But beyond individual healing we experienced incredible healing as a community in the creation and development of that worship service. We learned together how to think about the parts of worship, how to plan the flow of the service, how to make space for uplift but also for desolation. Members got a chance to try on different gifts and got feedback as to which fit best. On discovering healers and singers, greeters and socializers among us we affirmed each individual for his or her particular gift. Conversation began to include the parts of our lives that had been hard. Six members of the congregation had a chance to share about times when they had considered suicide. Several others shared what it was like to live with mental illness. The sharing, the new depth, the expanded stories about how God had saved our lives, all of this healed us, both as individuals and as a community.
Our resurrection was also about giving of ourselves. When the members of Bethany took the risk to spend our endowment in the hope of turning our church around, our image was still one of holding onto our church, to a thing and a people that we knew and loved. Three years later, when considering whether to hold on a few more years or to close while we still had money to give away, we had grown into a new image of church. Our discussions about money had moved from family budgeting decisions to questions about our role in creating the Body of Christ in the world. We had learned to let go and had found healing on our journey; we had grown into people who believed that Christian churches have money not for the purposes of holding on but in order to reach out. We gave the money away so that it could reach out with Christ’s love.
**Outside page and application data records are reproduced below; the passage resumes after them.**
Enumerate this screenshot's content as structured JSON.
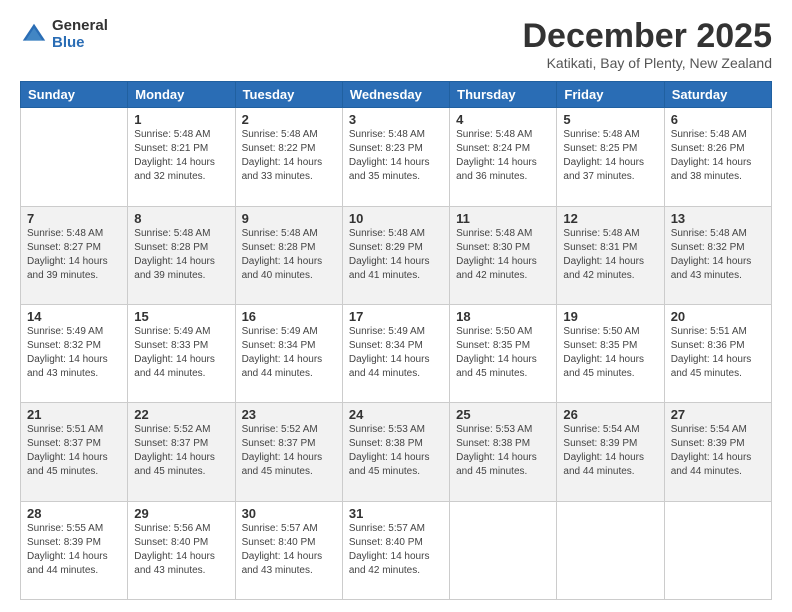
{
  "logo": {
    "general": "General",
    "blue": "Blue"
  },
  "header": {
    "month_title": "December 2025",
    "subtitle": "Katikati, Bay of Plenty, New Zealand"
  },
  "days_of_week": [
    "Sunday",
    "Monday",
    "Tuesday",
    "Wednesday",
    "Thursday",
    "Friday",
    "Saturday"
  ],
  "weeks": [
    [
      {
        "day": "",
        "sunrise": "",
        "sunset": "",
        "daylight": ""
      },
      {
        "day": "1",
        "sunrise": "Sunrise: 5:48 AM",
        "sunset": "Sunset: 8:21 PM",
        "daylight": "Daylight: 14 hours and 32 minutes."
      },
      {
        "day": "2",
        "sunrise": "Sunrise: 5:48 AM",
        "sunset": "Sunset: 8:22 PM",
        "daylight": "Daylight: 14 hours and 33 minutes."
      },
      {
        "day": "3",
        "sunrise": "Sunrise: 5:48 AM",
        "sunset": "Sunset: 8:23 PM",
        "daylight": "Daylight: 14 hours and 35 minutes."
      },
      {
        "day": "4",
        "sunrise": "Sunrise: 5:48 AM",
        "sunset": "Sunset: 8:24 PM",
        "daylight": "Daylight: 14 hours and 36 minutes."
      },
      {
        "day": "5",
        "sunrise": "Sunrise: 5:48 AM",
        "sunset": "Sunset: 8:25 PM",
        "daylight": "Daylight: 14 hours and 37 minutes."
      },
      {
        "day": "6",
        "sunrise": "Sunrise: 5:48 AM",
        "sunset": "Sunset: 8:26 PM",
        "daylight": "Daylight: 14 hours and 38 minutes."
      }
    ],
    [
      {
        "day": "7",
        "sunrise": "Sunrise: 5:48 AM",
        "sunset": "Sunset: 8:27 PM",
        "daylight": "Daylight: 14 hours and 39 minutes."
      },
      {
        "day": "8",
        "sunrise": "Sunrise: 5:48 AM",
        "sunset": "Sunset: 8:28 PM",
        "daylight": "Daylight: 14 hours and 39 minutes."
      },
      {
        "day": "9",
        "sunrise": "Sunrise: 5:48 AM",
        "sunset": "Sunset: 8:28 PM",
        "daylight": "Daylight: 14 hours and 40 minutes."
      },
      {
        "day": "10",
        "sunrise": "Sunrise: 5:48 AM",
        "sunset": "Sunset: 8:29 PM",
        "daylight": "Daylight: 14 hours and 41 minutes."
      },
      {
        "day": "11",
        "sunrise": "Sunrise: 5:48 AM",
        "sunset": "Sunset: 8:30 PM",
        "daylight": "Daylight: 14 hours and 42 minutes."
      },
      {
        "day": "12",
        "sunrise": "Sunrise: 5:48 AM",
        "sunset": "Sunset: 8:31 PM",
        "daylight": "Daylight: 14 hours and 42 minutes."
      },
      {
        "day": "13",
        "sunrise": "Sunrise: 5:48 AM",
        "sunset": "Sunset: 8:32 PM",
        "daylight": "Daylight: 14 hours and 43 minutes."
      }
    ],
    [
      {
        "day": "14",
        "sunrise": "Sunrise: 5:49 AM",
        "sunset": "Sunset: 8:32 PM",
        "daylight": "Daylight: 14 hours and 43 minutes."
      },
      {
        "day": "15",
        "sunrise": "Sunrise: 5:49 AM",
        "sunset": "Sunset: 8:33 PM",
        "daylight": "Daylight: 14 hours and 44 minutes."
      },
      {
        "day": "16",
        "sunrise": "Sunrise: 5:49 AM",
        "sunset": "Sunset: 8:34 PM",
        "daylight": "Daylight: 14 hours and 44 minutes."
      },
      {
        "day": "17",
        "sunrise": "Sunrise: 5:49 AM",
        "sunset": "Sunset: 8:34 PM",
        "daylight": "Daylight: 14 hours and 44 minutes."
      },
      {
        "day": "18",
        "sunrise": "Sunrise: 5:50 AM",
        "sunset": "Sunset: 8:35 PM",
        "daylight": "Daylight: 14 hours and 45 minutes."
      },
      {
        "day": "19",
        "sunrise": "Sunrise: 5:50 AM",
        "sunset": "Sunset: 8:35 PM",
        "daylight": "Daylight: 14 hours and 45 minutes."
      },
      {
        "day": "20",
        "sunrise": "Sunrise: 5:51 AM",
        "sunset": "Sunset: 8:36 PM",
        "daylight": "Daylight: 14 hours and 45 minutes."
      }
    ],
    [
      {
        "day": "21",
        "sunrise": "Sunrise: 5:51 AM",
        "sunset": "Sunset: 8:37 PM",
        "daylight": "Daylight: 14 hours and 45 minutes."
      },
      {
        "day": "22",
        "sunrise": "Sunrise: 5:52 AM",
        "sunset": "Sunset: 8:37 PM",
        "daylight": "Daylight: 14 hours and 45 minutes."
      },
      {
        "day": "23",
        "sunrise": "Sunrise: 5:52 AM",
        "sunset": "Sunset: 8:37 PM",
        "daylight": "Daylight: 14 hours and 45 minutes."
      },
      {
        "day": "24",
        "sunrise": "Sunrise: 5:53 AM",
        "sunset": "Sunset: 8:38 PM",
        "daylight": "Daylight: 14 hours and 45 minutes."
      },
      {
        "day": "25",
        "sunrise": "Sunrise: 5:53 AM",
        "sunset": "Sunset: 8:38 PM",
        "daylight": "Daylight: 14 hours and 45 minutes."
      },
      {
        "day": "26",
        "sunrise": "Sunrise: 5:54 AM",
        "sunset": "Sunset: 8:39 PM",
        "daylight": "Daylight: 14 hours and 44 minutes."
      },
      {
        "day": "27",
        "sunrise": "Sunrise: 5:54 AM",
        "sunset": "Sunset: 8:39 PM",
        "daylight": "Daylight: 14 hours and 44 minutes."
      }
    ],
    [
      {
        "day": "28",
        "sunrise": "Sunrise: 5:55 AM",
        "sunset": "Sunset: 8:39 PM",
        "daylight": "Daylight: 14 hours and 44 minutes."
      },
      {
        "day": "29",
        "sunrise": "Sunrise: 5:56 AM",
        "sunset": "Sunset: 8:40 PM",
        "daylight": "Daylight: 14 hours and 43 minutes."
      },
      {
        "day": "30",
        "sunrise": "Sunrise: 5:57 AM",
        "sunset": "Sunset: 8:40 PM",
        "daylight": "Daylight: 14 hours and 43 minutes."
      },
      {
        "day": "31",
        "sunrise": "Sunrise: 5:57 AM",
        "sunset": "Sunset: 8:40 PM",
        "daylight": "Daylight: 14 hours and 42 minutes."
      },
      {
        "day": "",
        "sunrise": "",
        "sunset": "",
        "daylight": ""
      },
      {
        "day": "",
        "sunrise": "",
        "sunset": "",
        "daylight": ""
      },
      {
        "day": "",
        "sunrise": "",
        "sunset": "",
        "daylight": ""
      }
    ]
  ]
}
Bethany Christian United Parish was revitalized, renewed, redeveloped, turned around, and made new by Christ’s love. It happened in the journey we took, a journey that required our death. We made it to the finish line because we made the decision to risk all that we were, and we made that decision intentionally, thoughtfully, and prayerfully. In following the path we were called to take, we let go of what hurt us, we were healed as a community, and we gave away all that we had. We made it to the finish line: we found resurrection on the journey.
Questions for Reflection
- What is your congreg
ation’s metaphor for itself? Is it one that is helping you move forward?
- Do you and your congregation know what the end date for your congregation will be if you continue on the path you are on?
- What criteria would you use to determine whether your congregation is successful right now?
- What are the risks ahead for your congregation? Do you understand them? Are you willing to take them? What are the risks of the status quo?